• Exercise directions
Please reproduce the whole listing without altering anything.

• Data shown
BEGIN

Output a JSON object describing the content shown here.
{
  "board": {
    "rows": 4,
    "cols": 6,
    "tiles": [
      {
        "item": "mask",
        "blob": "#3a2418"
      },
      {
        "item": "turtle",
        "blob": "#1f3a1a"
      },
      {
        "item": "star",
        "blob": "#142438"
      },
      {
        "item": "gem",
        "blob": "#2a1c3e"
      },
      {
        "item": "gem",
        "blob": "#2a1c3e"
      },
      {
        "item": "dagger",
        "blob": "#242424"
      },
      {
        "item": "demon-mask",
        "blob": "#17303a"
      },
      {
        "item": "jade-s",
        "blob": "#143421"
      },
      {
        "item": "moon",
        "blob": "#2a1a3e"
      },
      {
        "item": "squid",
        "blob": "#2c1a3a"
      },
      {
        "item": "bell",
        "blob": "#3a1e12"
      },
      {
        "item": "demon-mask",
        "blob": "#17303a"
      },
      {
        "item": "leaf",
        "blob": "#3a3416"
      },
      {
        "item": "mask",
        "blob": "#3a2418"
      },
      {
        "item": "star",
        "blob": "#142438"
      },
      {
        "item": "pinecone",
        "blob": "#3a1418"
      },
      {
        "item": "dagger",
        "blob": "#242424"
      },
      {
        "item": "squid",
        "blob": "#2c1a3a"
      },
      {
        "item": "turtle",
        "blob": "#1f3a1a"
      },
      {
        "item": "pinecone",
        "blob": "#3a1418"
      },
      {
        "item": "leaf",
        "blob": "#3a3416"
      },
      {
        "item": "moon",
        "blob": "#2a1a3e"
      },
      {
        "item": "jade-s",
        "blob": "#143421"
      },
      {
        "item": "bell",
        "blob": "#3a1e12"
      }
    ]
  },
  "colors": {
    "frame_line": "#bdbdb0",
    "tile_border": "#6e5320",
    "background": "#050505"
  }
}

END

• Solved problem
Output a JSON object describing the content shown here.
{
  "board": {
    "rows": 4,
    "cols": 6,
    "tiles": [
      {
        "item": "mask",
        "blob": "#3a2418"
      },
      {
        "item": "turtle",
        "blob": "#1f3a1a"
      },
      {
        "item": "star",
        "blob": "#142438"
      },
      {
        "item": "gem",
        "blob": "#2a1c3e"
      },
      {
        "item": "gem",
        "blob": "#2a1c3e"
      },
      {
        "item": "dagger",
        "blob": "#242424"
      },
      {
        "item": "demon-mask",
        "blob": "#17303a"
      },
      {
        "item": "jade-s",
        "blob": "#143421"
      },
      {
        "item": "moon",
        "blob": "#2a1a3e"
      },
      {
        "item": "squid",
        "blob": "#2c1a3a"
      },
      {
        "item": "bell",
        "blob": "#3a1e12"
      },
      {
        "item": "demon-mask",
        "blob": "#17303a"
      },
      {
        "item": "leaf",
        "blob": "#3a3416"
      },
      {
        "item": "mask",
        "blob": "#3a2418"
      },
      {
        "item": "star",
        "blob": "#142438"
      },
      {
        "item": "pinecone",
        "blob": "#3a1418"
      },
      {
        "item": "dagger",
        "blob": "#242424"
      },
      {
        "item": "squid",
        "blob": "#2c1a3a"
      },
      {
        "item": "turtle",
        "blob": "#1f3a1a"
      },
      {
        "item": "pinecone",
        "blob": "#3a1418"
      },
      {
        "item": "leaf",
        "blob": "#3a3416"
      },
      {
        "item": "moon",
        "blob": "#2a1a3e"
      },
      {
        "item": "jade-s",
        "blob": "#143421"
      },
      {
        "item": "bell",
        "blob": "#3a1e12"
      }
    ]
  },
  "colors": {
    "frame_line": "#bdbdb0",
    "tile_border": "#6e5320",
    "background": "#050505"
  }
}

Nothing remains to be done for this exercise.